I have taken tango lessons and attended enough milongas, or tango dances, in the states to appreciate the value of an authentic Argentine lesson. Teachers who had not traveled to Buenos Aires for their instruction had less credential than a yoga instructor who had never been to India. If location is everything for a business, for the arts, it is as necessary as fishing in the wilds for Alaskan salmon. The freezer version does not catch light diving headlong toward the ocean.

The instructor taught us boleos, which thrilled me since my American instructors preferred that we master posture and balance before moving on to difficult flourishes. Yet, the dance is famously compelling for those moments of whipping the arch of a foot from the hip like a blue and white bandera. I hoped the intimacy of eye contact, the subtle language of the body would transcend my elemental Spanish as I concentrated my full attention on physical communication. My young partner kissed me on the cheek to welcome me, a warmly open cultural greeting that caused me to notice how separately I am accustomed to holding myself.

The most significant observations about my own culture have come after recognizing it in contrast, and Argentina is striking in its cultural difference as well as its sharp geographical disparity. The pampas climb to the Andes, housing microclimates that vary from forests of cacti to grasslands grazed by llamas and vicuñas.
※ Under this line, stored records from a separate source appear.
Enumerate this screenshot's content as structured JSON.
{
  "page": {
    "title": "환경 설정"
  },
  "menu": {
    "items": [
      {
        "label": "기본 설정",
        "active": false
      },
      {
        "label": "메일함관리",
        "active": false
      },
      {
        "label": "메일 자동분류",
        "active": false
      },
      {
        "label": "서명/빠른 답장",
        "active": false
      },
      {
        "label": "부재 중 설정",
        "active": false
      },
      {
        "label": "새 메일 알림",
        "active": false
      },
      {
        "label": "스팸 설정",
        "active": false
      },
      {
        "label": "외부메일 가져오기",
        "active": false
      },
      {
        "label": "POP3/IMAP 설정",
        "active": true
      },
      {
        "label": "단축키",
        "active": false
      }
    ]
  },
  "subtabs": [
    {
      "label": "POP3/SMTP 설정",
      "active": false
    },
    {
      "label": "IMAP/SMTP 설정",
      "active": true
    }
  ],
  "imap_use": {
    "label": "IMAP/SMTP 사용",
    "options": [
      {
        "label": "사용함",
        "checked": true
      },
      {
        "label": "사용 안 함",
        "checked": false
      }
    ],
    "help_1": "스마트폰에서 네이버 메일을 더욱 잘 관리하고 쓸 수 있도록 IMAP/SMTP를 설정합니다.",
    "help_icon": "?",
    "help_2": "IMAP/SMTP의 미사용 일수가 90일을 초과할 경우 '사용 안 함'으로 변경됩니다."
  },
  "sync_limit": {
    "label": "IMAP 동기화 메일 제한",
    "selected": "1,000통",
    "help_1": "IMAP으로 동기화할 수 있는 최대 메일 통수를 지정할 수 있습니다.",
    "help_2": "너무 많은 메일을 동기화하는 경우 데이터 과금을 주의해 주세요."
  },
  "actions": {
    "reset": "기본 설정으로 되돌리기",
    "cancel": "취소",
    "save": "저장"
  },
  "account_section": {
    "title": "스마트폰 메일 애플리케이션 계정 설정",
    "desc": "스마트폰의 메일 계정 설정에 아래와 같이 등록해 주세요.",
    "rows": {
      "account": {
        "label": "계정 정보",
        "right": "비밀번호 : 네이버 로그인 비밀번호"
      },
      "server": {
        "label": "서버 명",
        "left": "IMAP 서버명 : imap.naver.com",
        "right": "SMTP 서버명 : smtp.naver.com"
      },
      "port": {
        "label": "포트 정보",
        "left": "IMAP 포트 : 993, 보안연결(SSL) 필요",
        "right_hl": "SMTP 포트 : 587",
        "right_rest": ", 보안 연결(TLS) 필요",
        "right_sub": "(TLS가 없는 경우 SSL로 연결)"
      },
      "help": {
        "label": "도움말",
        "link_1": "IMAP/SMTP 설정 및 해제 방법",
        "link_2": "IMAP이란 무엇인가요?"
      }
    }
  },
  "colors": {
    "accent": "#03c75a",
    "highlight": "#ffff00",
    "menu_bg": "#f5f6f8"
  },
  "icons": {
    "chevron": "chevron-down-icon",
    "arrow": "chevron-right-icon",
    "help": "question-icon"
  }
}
The external mirrors the internal, and the arid miles of spiky desert reflect the hardships of the workers, from railroad to oil, who have had to strike for just wages, while the minerals of the Altiplano ripple through the ridges like the thick-blooded gazes of two sisters.

Here for research in translation, I joined my colleague and his Study Abroad group for three weeks in Buenos Aires, Rosario, and an excursion to Jujuy in the north of Argentina. Having taught English for years, I appreciate experiential education and encourage my advisees to intern or undertake service work that allows them to apply their knowledge, but it wasn’t until standing before the 2,700 year old ruins of the Atacama tribe that I began to imagine myself prioritizing that investment.
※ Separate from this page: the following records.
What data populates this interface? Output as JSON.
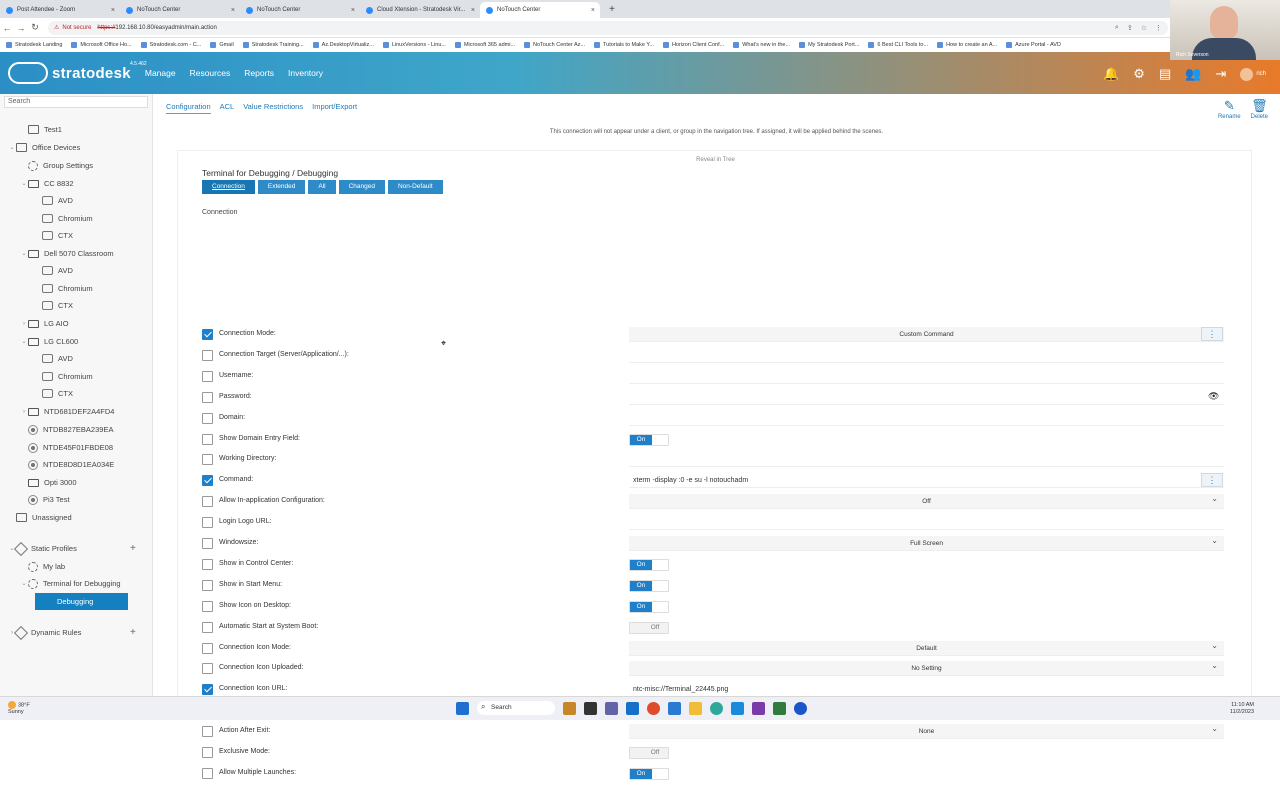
{
  "browser": {
    "tabs": [
      {
        "title": "Post Attendee - Zoom",
        "active": false
      },
      {
        "title": "NoTouch Center",
        "active": false
      },
      {
        "title": "NoTouch Center",
        "active": false
      },
      {
        "title": "Cloud Xtension - Stratodesk Vir...",
        "active": false
      },
      {
        "title": "NoTouch Center",
        "active": true
      }
    ],
    "security_label": "Not secure",
    "url_scheme": "https://",
    "url_rest": "192.168.10.80/easyadmin/main.action",
    "bookmarks": [
      "Stratodesk Landing",
      "Microsoft Office Ho...",
      "Stratodesk.com - C...",
      "Gmail",
      "Stratodesk Training...",
      "Az.DesktopVirtualiz...",
      "LinuxVersions - Linu...",
      "Microsoft 365 admi...",
      "NoTouch Center Az...",
      "Tutorials to Make Y...",
      "Horizon Client Conf...",
      "What's new in the...",
      "My Stratodesk Port...",
      "6 Best CLI Tools to...",
      "How to create an A...",
      "Azure Portal - AVD"
    ]
  },
  "header": {
    "brand": "stratodesk",
    "version": "4.5.462",
    "nav": [
      "Manage",
      "Resources",
      "Reports",
      "Inventory"
    ],
    "user": "rich",
    "accent": "#2b8fc6",
    "accent2": "#e87a2a"
  },
  "webcam": {
    "name": "Rich Severson"
  },
  "sidebar": {
    "search_placeholder": "Search",
    "items": [
      {
        "label": "Test1",
        "icon": "folder-icon"
      },
      {
        "label": "Office Devices",
        "icon": "folder-icon"
      },
      {
        "label": "Group Settings",
        "icon": "gear-icon"
      },
      {
        "label": "CC 8832",
        "icon": "monitor-icon"
      },
      {
        "label": "AVD",
        "icon": "cube-icon"
      },
      {
        "label": "Chromium",
        "icon": "cube-icon"
      },
      {
        "label": "CTX",
        "icon": "cube-icon"
      },
      {
        "label": "Dell 5070 Classroom",
        "icon": "monitor-icon"
      },
      {
        "label": "AVD",
        "icon": "cube-icon"
      },
      {
        "label": "Chromium",
        "icon": "cube-icon"
      },
      {
        "label": "CTX",
        "icon": "cube-icon"
      },
      {
        "label": "LG AIO",
        "icon": "monitor-icon"
      },
      {
        "label": "LG CL600",
        "icon": "monitor-icon"
      },
      {
        "label": "AVD",
        "icon": "cube-icon"
      },
      {
        "label": "Chromium",
        "icon": "cube-icon"
      },
      {
        "label": "CTX",
        "icon": "cube-icon"
      },
      {
        "label": "NTD681DEF2A4FD4",
        "icon": "monitor-icon"
      },
      {
        "label": "NTDB827EBA239EA",
        "icon": "pi-icon"
      },
      {
        "label": "NTDE45F01FBDE08",
        "icon": "pi-icon"
      },
      {
        "label": "NTDE8D8D1EA034E",
        "icon": "pi-icon"
      },
      {
        "label": "Opti 3000",
        "icon": "monitor-icon"
      },
      {
        "label": "Pi3 Test",
        "icon": "pi-icon"
      },
      {
        "label": "Unassigned",
        "icon": "folder-icon"
      },
      {
        "label": "Static Profiles",
        "icon": "profile-icon"
      },
      {
        "label": "My lab",
        "icon": "gear-icon"
      },
      {
        "label": "Terminal for Debugging",
        "icon": "gear-icon"
      },
      {
        "label": "Debugging",
        "icon": "cube-icon"
      },
      {
        "label": "Dynamic Rules",
        "icon": "profile-icon"
      }
    ]
  },
  "content": {
    "subnav": [
      "Configuration",
      "ACL",
      "Value Restrictions",
      "Import/Export"
    ],
    "rename": "Rename",
    "delete": "Delete",
    "notice": "This connection will not appear under a client, or group in the navigation tree. If assigned, it will be applied behind the scenes.",
    "reveal": "Reveal in Tree",
    "title": "Terminal for Debugging / Debugging",
    "filter_tabs": [
      "Connection",
      "Extended",
      "All",
      "Changed",
      "Non-Default"
    ],
    "section": "Connection",
    "rows": [
      {
        "label": "Connection Mode:",
        "checked": true,
        "type": "select",
        "value": "Custom Command",
        "kebab": true
      },
      {
        "label": "Connection Target (Server/Application/...):",
        "checked": false,
        "type": "text",
        "value": ""
      },
      {
        "label": "Username:",
        "checked": false,
        "type": "text",
        "value": ""
      },
      {
        "label": "Password:",
        "checked": false,
        "type": "password",
        "value": ""
      },
      {
        "label": "Domain:",
        "checked": false,
        "type": "text",
        "value": ""
      },
      {
        "label": "Show Domain Entry Field:",
        "checked": false,
        "type": "toggle",
        "value": "On"
      },
      {
        "label": "Working Directory:",
        "checked": false,
        "type": "text",
        "value": ""
      },
      {
        "label": "Command:",
        "checked": true,
        "type": "text",
        "value": "xterm -display :0 -e su -l notouchadm",
        "kebab": true
      },
      {
        "label": "Allow In-application Configuration:",
        "checked": false,
        "type": "select",
        "value": "Off"
      },
      {
        "label": "Login Logo URL:",
        "checked": false,
        "type": "text",
        "value": ""
      },
      {
        "label": "Windowsize:",
        "checked": false,
        "type": "select",
        "value": "Full Screen"
      },
      {
        "label": "Show in Control Center:",
        "checked": false,
        "type": "toggle",
        "value": "On"
      },
      {
        "label": "Show in Start Menu:",
        "checked": false,
        "type": "toggle",
        "value": "On"
      },
      {
        "label": "Show Icon on Desktop:",
        "checked": false,
        "type": "toggle",
        "value": "On"
      },
      {
        "label": "Automatic Start at System Boot:",
        "checked": false,
        "type": "toggle",
        "value": "Off"
      },
      {
        "label": "Connection Icon Mode:",
        "checked": false,
        "type": "select",
        "value": "Default"
      },
      {
        "label": "Connection Icon Uploaded:",
        "checked": false,
        "type": "select",
        "value": "No Setting"
      },
      {
        "label": "Connection Icon URL:",
        "checked": true,
        "type": "text",
        "value": "ntc-misc://Terminal_22445.png"
      },
      {
        "label": "Pin to Start Menu:",
        "checked": false,
        "type": "toggle",
        "value": "Off"
      },
      {
        "label": "Action After Exit:",
        "checked": false,
        "type": "select",
        "value": "None"
      },
      {
        "label": "Exclusive Mode:",
        "checked": false,
        "type": "toggle",
        "value": "Off"
      },
      {
        "label": "Allow Multiple Launches:",
        "checked": false,
        "type": "toggle",
        "value": "On"
      }
    ]
  },
  "taskbar": {
    "temp": "38°F",
    "weather": "Sunny",
    "search": "Search",
    "time": "11:10 AM",
    "date": "11/2/2023"
  }
}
The limitations of a text-based education were apparent sitting across the breakfast table trying to understand the details of Argentine political history in my host’s dialect. We listened to the radio together while she translated the positions in the current presidential election. (Argentina is less than thirty years into their current democracy.) I was humbled by her desire to share her world with me. Later she typed a note onto my computer screen, in Spanish, after I shared a story about my ancestors’ farm in Virginia, that “we grow in relation to exposure.”

Her nephew Fabian speaks four languages. We found common ground in literature and talked about Jorge Luis Borges, whose quote he had memorized: “Death is life lived. Life is death that comes.” Perhaps travel is living such that when the swath is cut, the little road has stretched, for a time at least, across the Andrean cordillera.